Pinterest: My Stuff, and More


Unique, innovative candles

Visit us online:
Spiral Light CandleFind a Retailer
Spiral Light Candle Store

Popular Posts

Label Cloud

1277 abortion ADD ADHD-Inattentive Adoration Chapel Advent Afghanistan Africa America Amoris Laetitia angels animals annulment Annunciation anti-catholicism Antichrist apocalyptic ideas apparitions archaeology architecture Arianism art Asperger syndrome assumptions asteroid astronomy Australia authority balance and moderation baptism being Catholic beliefs bias Bible Bible and Catechism bioethics biology blogs brain Brazil business Canada capital punishment Caritas in Veritate Catechism Catholic Church Catholic counter-culture Catholicism change happens charisms charity Chile China Christianity Christmas citizenship climate change climatology cloning comets common good common sense Communion community compassion confirmation conscience conversion Corpus Christi cosmology creation credibility crime crucifix Crucifixion Cuba culture dance dark night of the soul death depression designer babies despair detachment devotion discipline disease diversity divination Divine Mercy divorce Docetism domestic church dualism duty Easter economics education elections emotions England entertainment environmental issues Epiphany Establishment Clause ethics ethnicity Eucharist eugenics Europe evangelizing evolution exobiology exoplanets exorcism extremophiles faith faith and works family Father's Day Faust Faustus fear of the Lord fiction Final Judgment First Amendment forgiveness Fortnight For Freedom free will freedom fun genetics genocide geoengineering geology getting a grip global Gnosticism God God's will good judgment government gratitude great commission guest post guilt Haiti Halloween happiness hate health Heaven Hell HHS hierarchy history holidays Holy Family Holy See Holy Spirit holy water home schooling hope humility humor hypocrisy idolatry image of God images Immaculate Conception immigrants in the news Incarnation Independence Day India information technology Internet Iraq Ireland Israel Italy Japan Jesus John Paul II joy just war justice Kansas Kenya Knights of Columbus knowledge Korea language Last Judgment last things law learning Lent Lenten Chaplet life issues love magi magic Magisterium Manichaeism marriage martyrs Mary Mass materialism media medicine meditation Memorial Day mercy meteor meteorology Mexico Minnesota miracles Missouri moderation modesty Monophysitism Mother Teresa of Calcutta Mother's Day movies music Muslims myth natural law neighbor Nestorianism New Year's Eve New Zealand news Nietzsche obedience Oceania organization original sin paleontology parish Parousia penance penitence Pentecost Philippines physical disability physics pilgrimage politics Pope Pope in Germany 2011 population growth positive law poverty prayer predestination presumption pride priests prophets prostitution Providence Purgatory purpose quantum entanglement quotes reason redemption reflections relics religion religious freedom repentance Resurrection robots Roman Missal Third Edition rosaries rules sacramentals Sacraments Saints salvation schools science secondary causes SETI sex shrines sin slavery social justice solar planets soul South Sudan space aliens space exploration Spain spirituality stem cell research stereotypes stewardship stories storm Sudan suicide Sunday obligation superstition symbols technology temptation terraforming the establishment the human condition tolerance Tradition traffic Transfiguration Transubstantiation travel Trinity trust truth uncertainty United Kingdom universal destination of goods vacation Vatican Vatican II veneration vengeance Veterans Day videos virtue vlog vocations voting war warp drive theory wealth weather wisdom within reason work worship writing

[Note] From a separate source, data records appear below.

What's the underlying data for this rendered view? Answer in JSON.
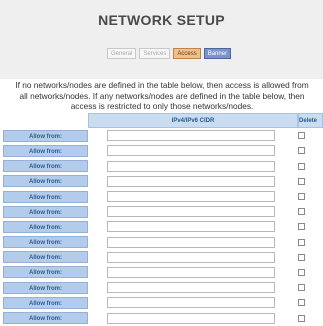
{
  "page": {
    "title": "NETWORK SETUP"
  },
  "tabs": [
    {
      "label": "General",
      "state": "inactive"
    },
    {
      "label": "Services",
      "state": "inactive"
    },
    {
      "label": "Access",
      "state": "active"
    },
    {
      "label": "Banner",
      "state": "highlighted"
    }
  ],
  "info_text": "If no networks/nodes are defined in the table below, then access is allowed from all networks/nodes. If any networks/nodes are defined in the table below, then access is restricted to only those networks/nodes.",
  "table": {
    "headers": {
      "cidr": "IPv4/IPv6 CIDR",
      "delete": "Delete"
    },
    "rows": [
      {
        "label": "Allow from:",
        "value": "",
        "checked": false
      },
      {
        "label": "Allow from:",
        "value": "",
        "checked": false
      },
      {
        "label": "Allow from:",
        "value": "",
        "checked": false
      },
      {
        "label": "Allow from:",
        "value": "",
        "checked": false
      },
      {
        "label": "Allow from:",
        "value": "",
        "checked": false
      },
      {
        "label": "Allow from:",
        "value": "",
        "checked": false
      },
      {
        "label": "Allow from:",
        "value": "",
        "checked": false
      },
      {
        "label": "Allow from:",
        "value": "",
        "checked": false
      },
      {
        "label": "Allow from:",
        "value": "",
        "checked": false
      },
      {
        "label": "Allow from:",
        "value": "",
        "checked": false
      },
      {
        "label": "Allow from:",
        "value": "",
        "checked": false
      },
      {
        "label": "Allow from:",
        "value": "",
        "checked": false
      },
      {
        "label": "Allow from:",
        "value": "",
        "checked": false
      }
    ]
  },
  "colors": {
    "header_bg": "#efefef",
    "active_tab": "#f0c08c",
    "highlight_tab": "#7a94c8",
    "allow_label_bg": "#b3cceb",
    "table_header_bg": "#c9dcf0"
  }
}
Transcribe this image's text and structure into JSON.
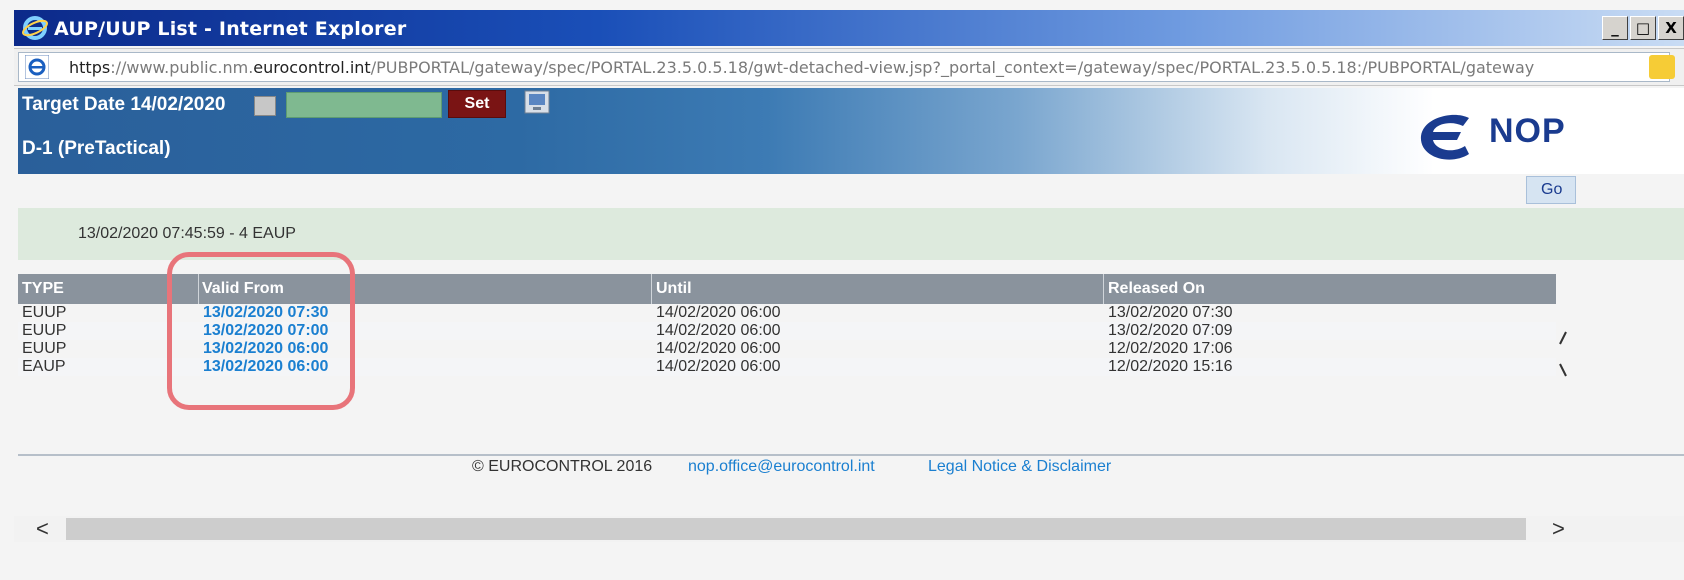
{
  "window": {
    "title": "AUP/UUP List - Internet Explorer",
    "minimize_label": "_",
    "maximize_label": "□",
    "close_label": "X"
  },
  "address_bar": {
    "protocol": "https",
    "url_prefix": "://www.public.nm.",
    "url_domain": "eurocontrol.int",
    "url_path": "/PUBPORTAL/gateway/spec/PORTAL.23.5.0.5.18/gwt-detached-view.jsp?_portal_context=/gateway/spec/PORTAL.23.5.0.5.18:/PUBPORTAL/gateway"
  },
  "header": {
    "target_date_label": "Target Date 14/02/2020",
    "date_input_value": "",
    "set_button": "Set",
    "phase_label": "D-1 (PreTactical)",
    "logo_text": "NOP",
    "go_button": "Go"
  },
  "info": {
    "text": "13/02/2020 07:45:59 - 4 EAUP"
  },
  "table": {
    "columns": [
      "TYPE",
      "Valid From",
      "Until",
      "Released On"
    ],
    "rows": [
      {
        "type": "EUUP",
        "valid_from": "13/02/2020 07:30",
        "until": "14/02/2020 06:00",
        "released_on": "13/02/2020 07:30"
      },
      {
        "type": "EUUP",
        "valid_from": "13/02/2020 07:00",
        "until": "14/02/2020 06:00",
        "released_on": "13/02/2020 07:09"
      },
      {
        "type": "EUUP",
        "valid_from": "13/02/2020 06:00",
        "until": "14/02/2020 06:00",
        "released_on": "12/02/2020 17:06"
      },
      {
        "type": "EAUP",
        "valid_from": "13/02/2020 06:00",
        "until": "14/02/2020 06:00",
        "released_on": "12/02/2020 15:16"
      }
    ]
  },
  "footer": {
    "copyright": "© EUROCONTROL 2016",
    "email": "nop.office@eurocontrol.int",
    "legal": "Legal Notice & Disclaimer"
  },
  "colors": {
    "titlebar": "#0c2a8a",
    "header_band": "#2a5f9a",
    "set_button": "#7a1414",
    "date_input": "#7fb990",
    "link": "#1a7fd0",
    "highlight": "#e8747a",
    "info_band": "#ddeadd",
    "table_header": "#8a939d"
  }
}
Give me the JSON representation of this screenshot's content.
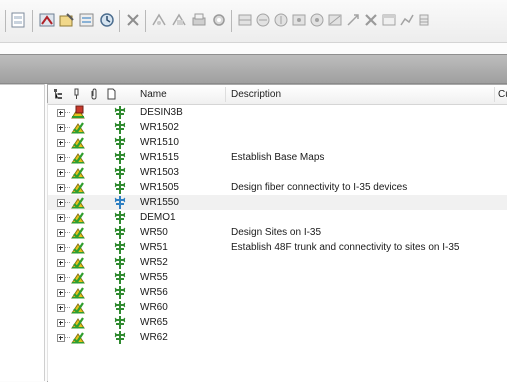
{
  "toolbar": {
    "icons": [
      "document-icon",
      "save-icon",
      "find-icon",
      "edit-icon",
      "properties-icon",
      "refresh-icon",
      "delete-icon",
      "cut-icon",
      "copy-icon",
      "print-icon",
      "settings-icon",
      "layer-1-icon",
      "layer-2-icon",
      "layer-3-icon",
      "layer-4-icon",
      "layer-5-icon",
      "layer-6-icon",
      "layer-7-icon",
      "close-x-icon",
      "window-icon",
      "chart-icon",
      "table-icon"
    ]
  },
  "table": {
    "headers": {
      "col1_icon": "structure-icon",
      "col2_icon": "pin-icon",
      "col3_icon": "attachment-icon",
      "col4_icon": "document-icon",
      "name": "Name",
      "description": "Description",
      "cut_off": "Cu"
    },
    "rows": [
      {
        "name": "DESIN3B",
        "description": "",
        "status": "building"
      },
      {
        "name": "WR1502",
        "description": "",
        "status": "ok"
      },
      {
        "name": "WR1510",
        "description": "",
        "status": "ok"
      },
      {
        "name": "WR1515",
        "description": "Establish Base Maps",
        "status": "ok"
      },
      {
        "name": "WR1503",
        "description": "",
        "status": "ok"
      },
      {
        "name": "WR1505",
        "description": "Design fiber connectivity to I-35 devices",
        "status": "ok"
      },
      {
        "name": "WR1550",
        "description": "",
        "status": "ok",
        "selected": true
      },
      {
        "name": "DEMO1",
        "description": "",
        "status": "ok"
      },
      {
        "name": "WR50",
        "description": "Design Sites on I-35",
        "status": "ok"
      },
      {
        "name": "WR51",
        "description": "Establish 48F trunk and connectivity to sites on I-35",
        "status": "ok"
      },
      {
        "name": "WR52",
        "description": "",
        "status": "ok"
      },
      {
        "name": "WR55",
        "description": "",
        "status": "ok"
      },
      {
        "name": "WR56",
        "description": "",
        "status": "ok"
      },
      {
        "name": "WR60",
        "description": "",
        "status": "ok"
      },
      {
        "name": "WR65",
        "description": "",
        "status": "ok"
      },
      {
        "name": "WR62",
        "description": "",
        "status": "ok"
      }
    ]
  },
  "colors": {
    "graybar": "#a8a8a8",
    "icon_green": "#2f9e2f",
    "icon_yellow": "#e5c21a",
    "icon_red": "#c8392b",
    "selected_row": "#f1f1f1"
  }
}
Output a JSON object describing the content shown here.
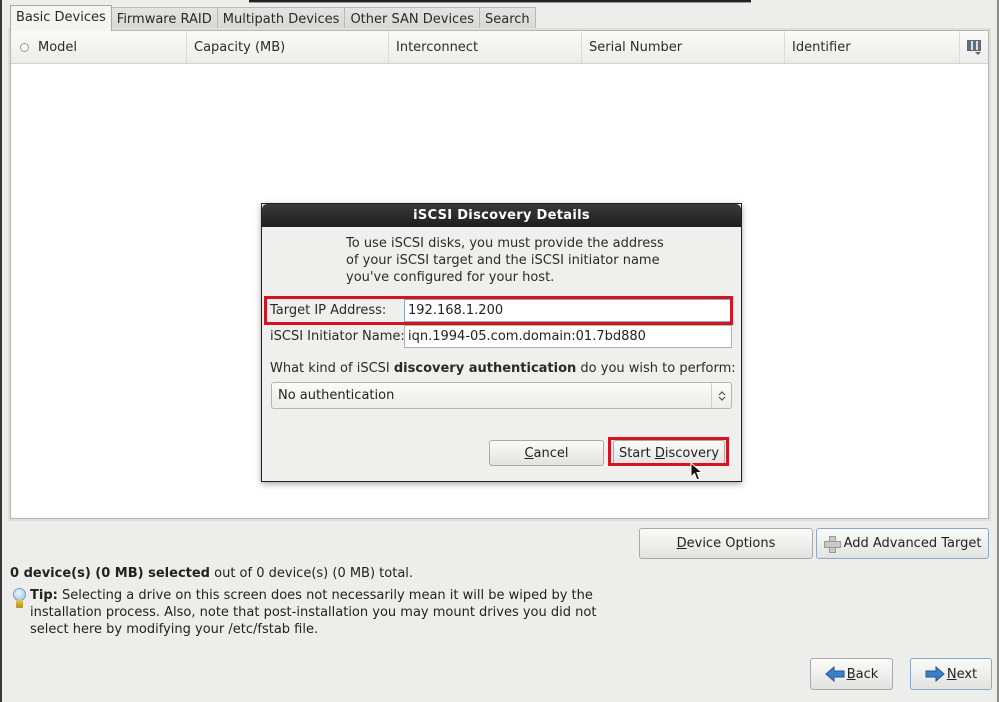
{
  "tabs": [
    {
      "label": "Basic Devices",
      "active": true
    },
    {
      "label": "Firmware RAID",
      "active": false
    },
    {
      "label": "Multipath Devices",
      "active": false
    },
    {
      "label": "Other SAN Devices",
      "active": false
    },
    {
      "label": "Search",
      "active": false
    }
  ],
  "table": {
    "columns": [
      "Model",
      "Capacity (MB)",
      "Interconnect",
      "Serial Number",
      "Identifier"
    ],
    "rows": []
  },
  "dialog": {
    "title": "iSCSI Discovery Details",
    "intro": "To use iSCSI disks, you must provide the address of your iSCSI target and the iSCSI initiator name you've configured for your host.",
    "target_ip_label": "Target IP Address:",
    "target_ip_value": "192.168.1.200",
    "initiator_label": "iSCSI Initiator Name:",
    "initiator_value": "iqn.1994-05.com.domain:01.7bd880",
    "auth_question_pre": "What kind of iSCSI ",
    "auth_question_bold": "discovery authentication",
    "auth_question_post": " do you wish to perform:",
    "auth_selected": "No authentication",
    "cancel_mnemonic": "C",
    "cancel_rest": "ancel",
    "start_pre": "Start ",
    "start_mnemonic": "D",
    "start_rest": "iscovery"
  },
  "buttons": {
    "device_options_mnemonic": "D",
    "device_options_rest": "evice Options",
    "add_target": "Add Advanced Target",
    "back_mnemonic": "B",
    "back_rest": "ack",
    "next_mnemonic": "N",
    "next_rest": "ext"
  },
  "summary": {
    "bold": "0 device(s) (0 MB) selected",
    "rest": " out of 0 device(s) (0 MB) total."
  },
  "tip": {
    "label": "Tip:",
    "text": " Selecting a drive on this screen does not necessarily mean it will be wiped by the installation process.  Also, note that post-installation you may mount drives you did not select here by modifying your /etc/fstab file."
  },
  "colors": {
    "highlight": "#d4141e",
    "dialog_title_bg": "#1e1e1e",
    "arrow_blue": "#3a7fc8"
  }
}
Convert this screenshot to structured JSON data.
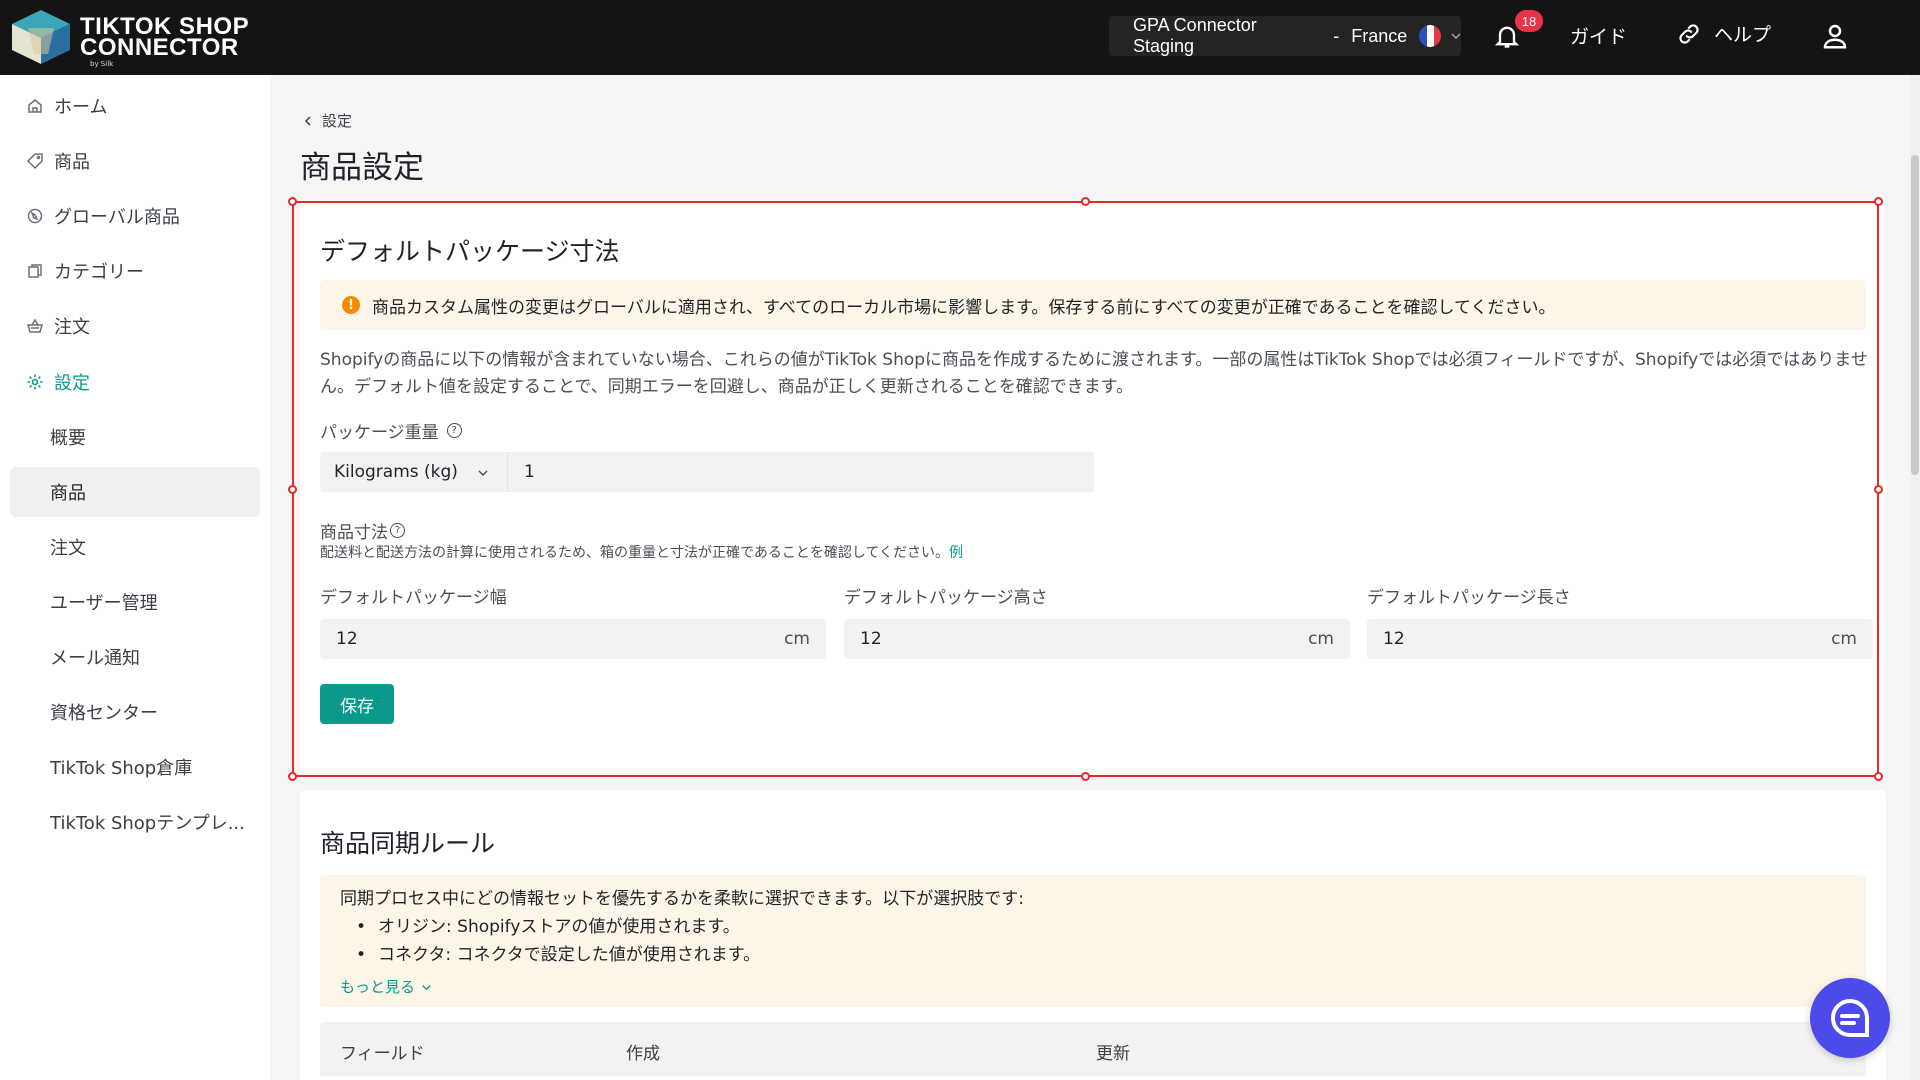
{
  "header": {
    "logo_line1": "TIKTOK SHOP",
    "logo_line2": "CONNECTOR",
    "logo_by": "by Silk",
    "store_name": "GPA Connector Staging",
    "store_sep": "-",
    "store_region": "France",
    "notification_count": "18",
    "guide_label": "ガイド",
    "help_label": "ヘルプ"
  },
  "sidebar": {
    "items": [
      {
        "label": "ホーム",
        "icon": "home-icon"
      },
      {
        "label": "商品",
        "icon": "tag-icon"
      },
      {
        "label": "グローバル商品",
        "icon": "globe-icon"
      },
      {
        "label": "カテゴリー",
        "icon": "copy-icon"
      },
      {
        "label": "注文",
        "icon": "basket-icon"
      },
      {
        "label": "設定",
        "icon": "gear-icon"
      }
    ],
    "sub_items": [
      {
        "label": "概要"
      },
      {
        "label": "商品"
      },
      {
        "label": "注文"
      },
      {
        "label": "ユーザー管理"
      },
      {
        "label": "メール通知"
      },
      {
        "label": "資格センター"
      },
      {
        "label": "TikTok Shop倉庫"
      },
      {
        "label": "TikTok Shopテンプレ..."
      }
    ]
  },
  "main": {
    "breadcrumb": "設定",
    "title": "商品設定",
    "package": {
      "title": "デフォルトパッケージ寸法",
      "warning": "商品カスタム属性の変更はグローバルに適用され、すべてのローカル市場に影響します。保存する前にすべての変更が正確であることを確認してください。",
      "description": "Shopifyの商品に以下の情報が含まれていない場合、これらの値がTikTok Shopに商品を作成するために渡されます。一部の属性はTikTok Shopでは必須フィールドですが、Shopifyでは必須ではありません。デフォルト値を設定することで、同期エラーを回避し、商品が正しく更新されることを確認できます。",
      "weight_label": "パッケージ重量",
      "weight_unit": "Kilograms (kg)",
      "weight_value": "1",
      "dims_label": "商品寸法",
      "dims_desc": "配送料と配送方法の計算に使用されるため、箱の重量と寸法が正確であることを確認してください。",
      "dims_example": "例",
      "width_label": "デフォルトパッケージ幅",
      "height_label": "デフォルトパッケージ高さ",
      "length_label": "デフォルトパッケージ長さ",
      "width_value": "12",
      "height_value": "12",
      "length_value": "12",
      "dim_unit": "cm",
      "save_label": "保存"
    },
    "sync": {
      "title": "商品同期ルール",
      "intro": "同期プロセス中にどの情報セットを優先するかを柔軟に選択できます。以下が選択肢です:",
      "option1": "オリジン:  Shopifyストアの値が使用されます。",
      "option2": "コネクタ:  コネクタで設定した値が使用されます。",
      "more": "もっと見る",
      "columns": [
        "フィールド",
        "作成",
        "更新"
      ]
    }
  },
  "colors": {
    "accent": "#0a9a8c",
    "topbar": "#141414",
    "badge": "#e8344b",
    "warning_bg": "#fdf6e8",
    "chat": "#4c4ae8",
    "selection": "#e8282b"
  }
}
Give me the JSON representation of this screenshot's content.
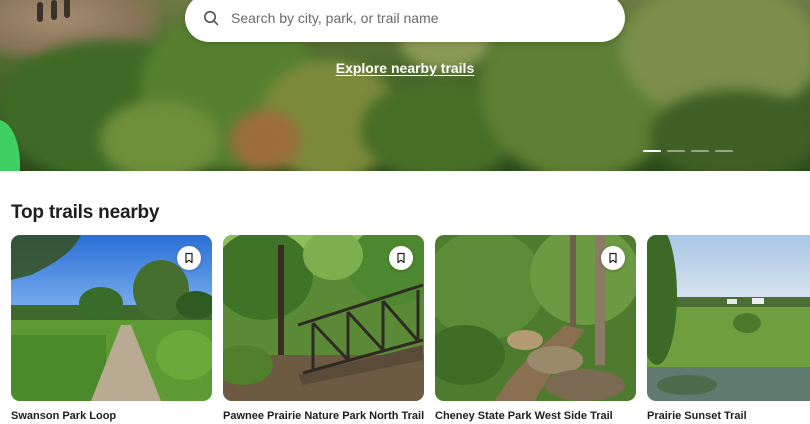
{
  "search": {
    "placeholder": "Search by city, park, or trail name",
    "icon": "search-icon"
  },
  "hero": {
    "explore_link": "Explore nearby trails",
    "carousel_total": 4,
    "carousel_active": 1
  },
  "section": {
    "title": "Top trails nearby"
  },
  "cards": [
    {
      "name": "Swanson Park Loop",
      "icon": "bookmark-icon"
    },
    {
      "name": "Pawnee Prairie Nature Park North Trail",
      "icon": "bookmark-icon"
    },
    {
      "name": "Cheney State Park West Side Trail",
      "icon": "bookmark-icon"
    },
    {
      "name": "Prairie Sunset Trail",
      "icon": "bookmark-icon"
    }
  ]
}
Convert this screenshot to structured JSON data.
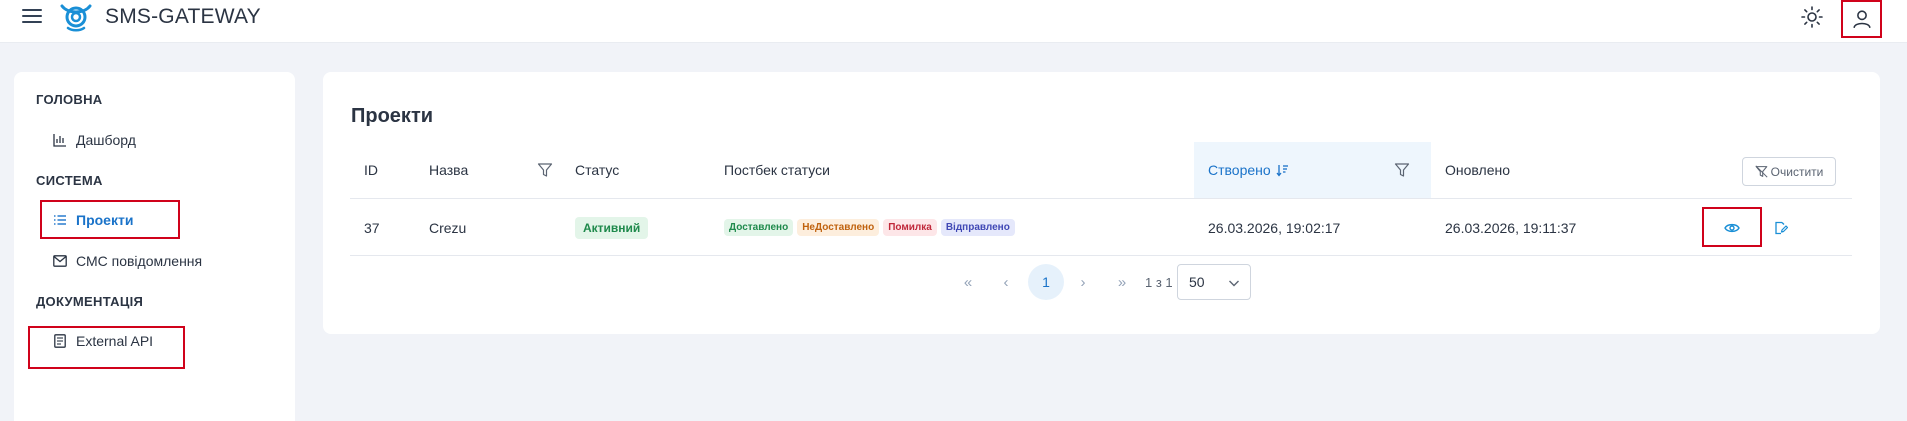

Marian Apparition: Champion, Wisconsin

Background:Posts in this blog: In the news:

What's That Doing in a Nice Catholic Blog?

From time to time, a service that I use will display links to - odd - services and retailers.

I block a few of the more obvious dubious advertisers.

For example: psychic anything, numerology, mediums, and related practices are on the no-no list for Catholics. It has to do with the Church's stand on divination. I try to block those ads.

Sometime regrettable advertisements get through, anyway.

Bottom line? What that service displays reflects the local culture's norms, - not Catholic teaching.